An important reconceptualisation is taking place in the way people express creativity, work together, and engage in labour; particularly with the rise of the maker movement and craft work. But is this a new phenomenon? In The Theology of Craft I explore the Hebrew bible and Greek New Testament in conversation with other ancient craft narratives to see whether there is a model for good work embedded there. Through an examination of themes such as agency, aesthetics, sociality, skill, and the material culture of work, I argue that the church (or ‘new temple’) is both the product and the site of moral work and furthermore that Christian worship provides a moral context for work.
Reviews: Journal of Markets & Morality (Brian Dijkema)
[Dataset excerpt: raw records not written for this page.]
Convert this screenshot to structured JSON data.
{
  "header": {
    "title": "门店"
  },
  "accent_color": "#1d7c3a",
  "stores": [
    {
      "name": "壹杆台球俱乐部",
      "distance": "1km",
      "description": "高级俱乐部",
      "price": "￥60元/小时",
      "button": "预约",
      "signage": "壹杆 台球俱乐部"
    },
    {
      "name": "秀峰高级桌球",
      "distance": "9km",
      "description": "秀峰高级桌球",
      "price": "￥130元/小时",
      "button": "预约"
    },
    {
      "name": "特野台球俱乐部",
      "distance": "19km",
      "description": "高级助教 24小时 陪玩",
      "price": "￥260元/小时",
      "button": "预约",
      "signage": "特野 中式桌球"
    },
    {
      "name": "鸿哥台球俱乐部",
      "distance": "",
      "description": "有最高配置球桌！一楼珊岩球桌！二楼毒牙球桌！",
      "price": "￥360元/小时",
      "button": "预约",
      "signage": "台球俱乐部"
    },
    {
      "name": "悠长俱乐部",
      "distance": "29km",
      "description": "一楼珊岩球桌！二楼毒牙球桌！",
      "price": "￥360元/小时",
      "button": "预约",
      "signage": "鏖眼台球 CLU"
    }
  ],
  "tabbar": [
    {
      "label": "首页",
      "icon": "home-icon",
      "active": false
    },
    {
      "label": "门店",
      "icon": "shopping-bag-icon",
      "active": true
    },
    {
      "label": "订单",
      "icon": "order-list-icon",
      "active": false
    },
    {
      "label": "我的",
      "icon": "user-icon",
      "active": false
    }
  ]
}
Esther D. Reed, University of Exeter: “It matters that the work we do is meaningful, excellent, and beautiful. Jeremy Kidwell’s biblically informed theology of craft and analyses of the negative impact of modern labour practices on human well-being invite re-examination of the very foundations of our conceptions of work. Drawing attention to how, in the ancient world, the place of worship was the place of craft-work par excellence, Kidwell revisits creatively the notion of consecration for describing the relationship between work and worship. Innovative and wide-ranging, this is an important new contribution to the theology of work, and wider questions of what’s entailed in being human.”
Brian Brock, University of Aberdeen: “Jeremy Kidwell has offered us an exemplary performance of Christian ethics done in an exegetical key. Going far beyond most of what passes as ‘business ethics’ or ‘theologies of work’, Kidwell delves deep and sensitively into both the problems and promise of work in an information age.”
Eve Poole, Theologian and Leadership Consultant: “Kidwell has got into his time machine and whizzed off for a tour of both Old and New Testaments, to seek a better understanding of what God really means by work. Looking back at the Christian tradition, he thinks the customary preoccupation with ‘vocation’ doesn’t really nail it, because, like me, he think it prioritises ends to the detriment of a proper account of means: we need to think about how we work, as well as why we work. Engaging with his own rich experience of work, and the burgeoning literature of craft, he weaves together a narrative that rejuvenates familiar stories, pressing them into service as modem windows on our world of work. Drawing into the conversation just about every notable theologian one might meet at an SSCE conference, he carefully contextualises modern work in the ancient wisdom narratives in an extremely thorough and thought-provoking way. He wants us to stop seeing God through work, but see work through God, as an offering, a sacrifice and a gift. This s a wonderful book - do read it.”